Donald advises postpartum women to relax and adjust to life-style changes before embarking on a weight-loss program. "The first month after you get home from the hospital is (devoted to) pure survival," he said. "Don't worry about body image right away."
When he thinks they're ready, Donald gives his patients a three-point plan for weight loss: "Eat normally, exercise normally and breast-feed."
Breast-feeding is often recommended as a way to lose weight more quickly while giving an infant important nutrients. "You burn off 50 calories per pound of a baby's weight" when you breast feed, Donald said. "A 10-pound baby costs you 500 calories a day in breast milk.
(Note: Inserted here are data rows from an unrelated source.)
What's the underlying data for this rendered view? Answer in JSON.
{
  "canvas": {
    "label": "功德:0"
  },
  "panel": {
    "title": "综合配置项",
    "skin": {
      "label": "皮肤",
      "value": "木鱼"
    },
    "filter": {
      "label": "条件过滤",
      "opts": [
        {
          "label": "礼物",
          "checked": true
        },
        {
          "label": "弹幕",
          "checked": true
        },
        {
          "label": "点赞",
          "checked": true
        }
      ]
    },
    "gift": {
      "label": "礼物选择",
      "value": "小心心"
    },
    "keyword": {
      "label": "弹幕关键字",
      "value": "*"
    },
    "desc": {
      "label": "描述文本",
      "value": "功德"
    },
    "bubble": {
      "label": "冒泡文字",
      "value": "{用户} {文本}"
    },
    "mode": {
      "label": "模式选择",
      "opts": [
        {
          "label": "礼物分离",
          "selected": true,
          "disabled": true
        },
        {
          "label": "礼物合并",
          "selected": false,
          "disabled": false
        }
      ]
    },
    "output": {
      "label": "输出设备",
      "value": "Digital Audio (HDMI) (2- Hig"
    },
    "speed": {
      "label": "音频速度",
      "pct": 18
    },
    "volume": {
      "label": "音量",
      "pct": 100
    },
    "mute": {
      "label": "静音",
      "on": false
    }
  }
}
You'll drop 3,500 calories a week, and so you'll (theoretically) lose a pound a week breast feeding."
But breast-feeding isn't an effortless route to weight loss, as studies suggest and some women can attest. In fact, the weight loss that accompanies breast-feeding may be more gradual than generally assumed, found Nancy F. Butte, a nutritionist and assistant professor of pediatrics at Baylor College of Medicine in Houston.
She studied 45 lactating women for four months to examine milk production, dietary intake and body composition. Weight loss "is quite variable," said Butte, who published her findings in the American Journal of Clinical Nutrition. The mean weight loss during the first postpartum month was about 8 pounds; the mean loss for the next three months was 1.5 pounds per month.
"It may be that women who breast-feed for longer periods, say nine months to a year, are going to tend to lose quite a bit more weight than you would predict," Greene said. "But there may be a rebound phenomenon (of weight gain) when you wean the child."
Resume Exercise Slowly
Exercise programs after delivery should be resumed slowly.
"Laxity of the joints and ligaments can persist as long as three months," said Dr. Raul Artal, an associate professor of obstetrics and gynecology and exercise sciences at the USC School of Medicine. For that reason, new moms should get their doctor's approval before beginning a program and may want to rejoin their prenatal exercise class, where the pace is slower.
"Stay in special programs for at least six weeks," said Rote, who finds that lightheadedness during exercise is not uncommon for a month or longer after delivery.
"I would recommend avoiding the type of exercise that may affect joints and ligaments such as weight lifting, ballistic movements, and action that requires sudden changes in direction," Artal added.
Exercising after breast-feeding is best, he said, because full breasts can make physical activity uncomfortable and "fat-burning during exercise may result in more acidity of the (breast) milk."
The weight-loss program should depend on how much a woman has to lose, Greene suggested. "If it's 5 or 10 pounds, it's relatively easy to accomplish" simply by increasing activity and restricting calories with a physician's approval, he said. If a woman has 40 or more pounds to lose, a formal program is advised, including input from a registered dietitian. The more rigorous the caloric restriction, he said, the closer the child's weight should be monitored if the mother is breast feeding.
Instead of counting calories, dietitian Thouin suggests cutting fat, sugar and low-density nutrients. "I rarely give anyone a calorie level," she said.
Weight loss should be slow, generally 2 to 4 pounds a month, experts agree.
How long should it take to shed pregnancy-related weight?
Experts say most women have unrealistic expectations of how quickly they should regain their figure. "I have seen women look great in three weeks," said Rock, "but I believe they're in the minority." Others said postpartum shape-ups can take from three months to a year.
After childbirth, some women learn to accept heavier versions of themselves, Donald said. That's better and more healthful, he believes, than yo-yo dieting. His advice: "Either accept the fact that you're 10 or 15 pounds heavier or accept that it's going to be painful (to take it off)."
Some women are able to do just that, Rock said. "Before they have a child, some women's entire ego strength is dependent on weighing 110. But once they have a child, they realize the world won't end if they weigh 130."